Referred to as “Familiar Faces,” the program is based on Hudson County’s Frequent User (FUSE) Initiative, modeled on the CSH national blueprint, and aims to break the cycle of repeat use of hospitals, jails, shelters and other costly crisis systems by providing supportive housing solutions. The pilot program gets its name because the faces of the chronically homeless are familiar to local community members – police officers, commuters and neighbors.
The new pilot program will create 25 new supportive housing units using rental vouchers from the State of New Jersey and intensive services funded by two Hudson County hospitals – Hoboken University Medical Center and Jersey City Medical Center. The cost to house each tenant will be about $25,000/year and the majority of the applicants have already been identified by Garden State Episcopal Community Development Corporation (GSECDC.)
Hudson County Executive Tom DeGise sees this pilot program as one that will save money along with the lives of the chronically homeless. “They often make repeat trips to jail or to the emergency room.
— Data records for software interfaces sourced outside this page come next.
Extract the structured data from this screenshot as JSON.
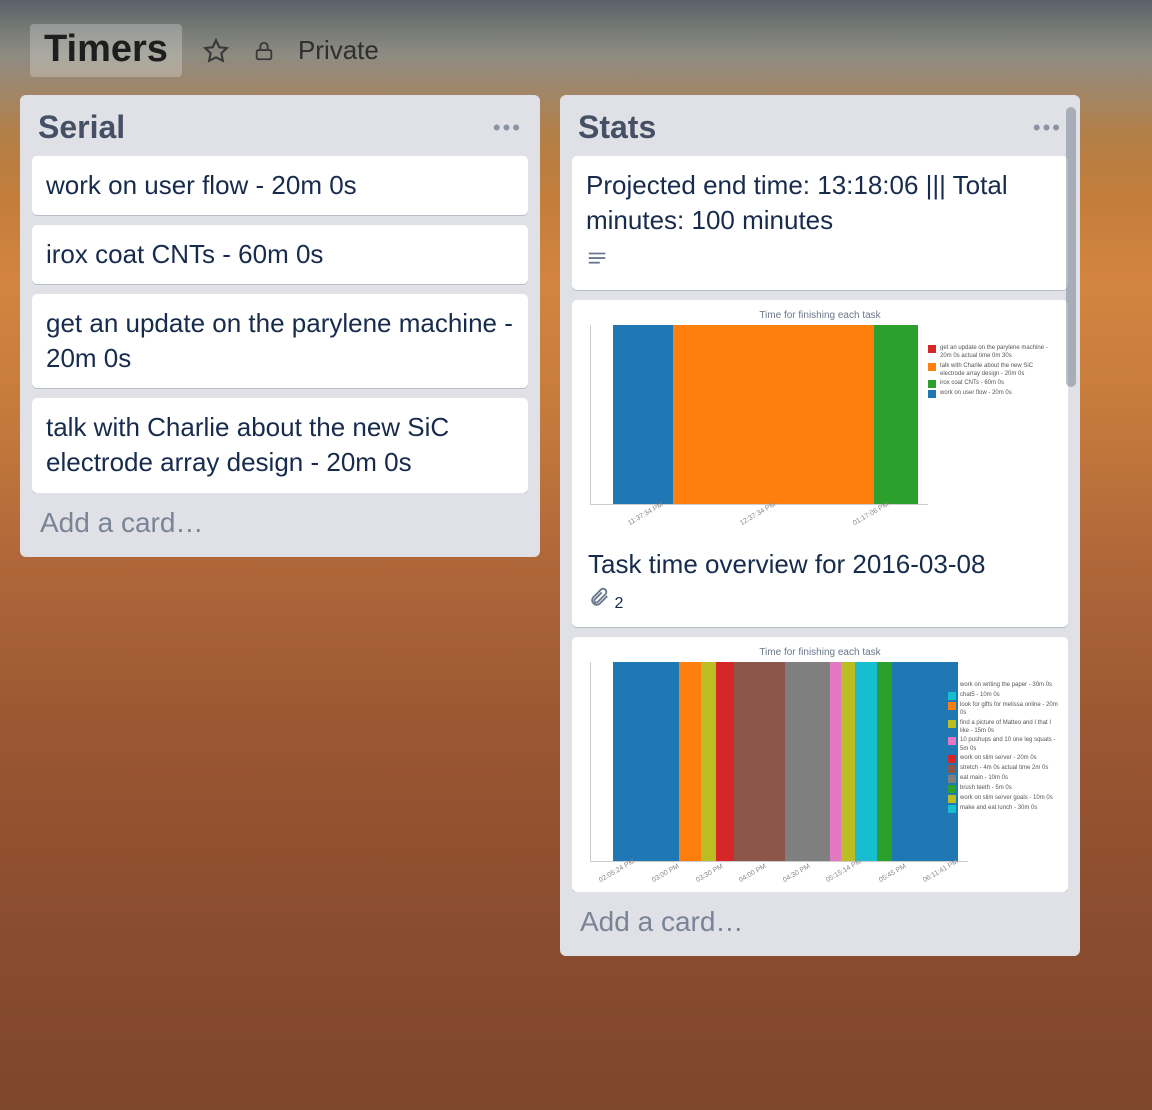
{
  "header": {
    "board_title": "Timers",
    "privacy_label": "Private"
  },
  "lists": [
    {
      "title": "Serial",
      "add_card_label": "Add a card…",
      "cards": [
        {
          "text": "work on user flow - 20m 0s"
        },
        {
          "text": "irox coat CNTs - 60m 0s"
        },
        {
          "text": "get an update on the parylene machine - 20m 0s"
        },
        {
          "text": "talk with Charlie about the new SiC electrode array design - 20m 0s"
        }
      ]
    },
    {
      "title": "Stats",
      "add_card_label": "Add a card…",
      "cards": [
        {
          "text": "Projected end time: 13:18:06 ||| Total minutes: 100 minutes",
          "has_description": true
        },
        {
          "chart_ref": 0,
          "title": "Task time overview for 2016-03-08",
          "attachments": 2
        },
        {
          "chart_ref": 1
        }
      ]
    }
  ],
  "chart_data": [
    {
      "type": "bar",
      "title": "Time for finishing each task",
      "x_ticks": [
        "11:37:34 PM",
        "12:37:34 PM",
        "01:17:06 PM"
      ],
      "series": [
        {
          "name": "get an update on the parylene machine - 20m 0s actual time 0m 30s",
          "color": "#d62728",
          "width": 0
        },
        {
          "name": "talk with Charlie about the new SiC electrode array design - 20m 0s",
          "color": "#ff7f0e",
          "width": 60
        },
        {
          "name": "irox coat CNTs - 60m 0s",
          "color": "#2ca02c",
          "width": 13
        },
        {
          "name": "work on user flow - 20m 0s",
          "color": "#1f77b4",
          "width": 18
        }
      ],
      "bar_order": [
        "#1f77b4",
        "#ff7f0e",
        "#2ca02c"
      ]
    },
    {
      "type": "bar",
      "title": "Time for finishing each task",
      "x_ticks": [
        "02:05:24 PM",
        "03:00 PM",
        "03:30 PM",
        "04:00 PM",
        "04:30 PM",
        "05:15:14 PM",
        "05:45 PM",
        "06:11:41 PM"
      ],
      "series": [
        {
          "name": "work on writing the paper - 30m 0s",
          "color": "#1f77b4",
          "width": 18
        },
        {
          "name": "chat5 - 10m 0s",
          "color": "#17becf",
          "width": 6
        },
        {
          "name": "look for gifts for melissa online - 20m 0s",
          "color": "#ff7f0e",
          "width": 6
        },
        {
          "name": "find a picture of Matteo and I that I like - 15m 0s",
          "color": "#bcbd22",
          "width": 4
        },
        {
          "name": "10 pushups and 10 one leg squats - 5m 0s",
          "color": "#e377c2",
          "width": 3
        },
        {
          "name": "work on slim server - 20m 0s",
          "color": "#d62728",
          "width": 5
        },
        {
          "name": "stretch - 4m 0s actual time 2m 0s",
          "color": "#8c564b",
          "width": 14
        },
        {
          "name": "eat main - 10m 0s",
          "color": "#7f7f7f",
          "width": 12
        },
        {
          "name": "brush teeth - 5m 0s",
          "color": "#2ca02c",
          "width": 4
        },
        {
          "name": "work on slim server goals - 10m 0s",
          "color": "#bcbd22",
          "width": 12
        },
        {
          "name": "make and eat lunch - 30m 0s",
          "color": "#17becf",
          "width": 6
        }
      ],
      "bar_order": [
        "#1f77b4",
        "#ff7f0e",
        "#bcbd22",
        "#d62728",
        "#8c564b",
        "#7f7f7f",
        "#e377c2",
        "#bcbd22",
        "#17becf",
        "#2ca02c",
        "#1f77b4"
      ]
    }
  ]
}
A separate cost analysis from Hudson County showed hospital and shelter costs decreased by $398,000 annually when the county helped 25 homeless clients find supportive housing for a year.”
“Without permanent housing, where they can be stabilized and get the supportive services they need, even just a handful of individuals on the street or in the shelters can become very expensive,” said DeGise.
Hoboken Mayor Ravi S. Bhalla spoke to Insider NJ about the critical importance of this pilot program. “This crisis knows no borders, and I am proud of the progress we have made in our collaborative work, which goes beyond simply handing someone a dollar or providing them with temporary shelter,” said Hoboken Mayor Ravi S. Bhalla.
“These are the cutting-edge partnerships that effectively end homelessness and reduce healthcare costs for all of us,” said Kristin Miller, CSH Director of programs in the NY-NJ Metro area. “CSH is the national champion of the FUSE model and we hope every state and county will show the same initiative as New Jersey and Hudson County.”
NJTV reported on the initiative on September 19 and profiled someone who is among the chronically homeless in Hudson County. “Gisselle Gonzalez knows being homeless isn’t easy. She’s 32 and lives hand-to-mouth, alongside the ever-present homeless population in Journal Square — just a fraction of Hudson County’s more than 800 homeless, according to last year’s official count.”
“I go to the temple, the Indian Sikh temple. They give pretty good food every day so I won’t be not starving. Sometimes I stay outside, because there’s a lot of fights sometimes in the shelters,” Gonzalez said. “So I try to ask for help, as much as I can, you know.”
“The Hudson County Familiar Faces program reflects the next step in DCA’s significant investment in addressing homelessness through the Housing First model, including the Statewide Housing First Initiative and the Housing First Initiative for people with opioid addictions,” said Janel Winter, director of DCA’s Division of Housing and Community Resources.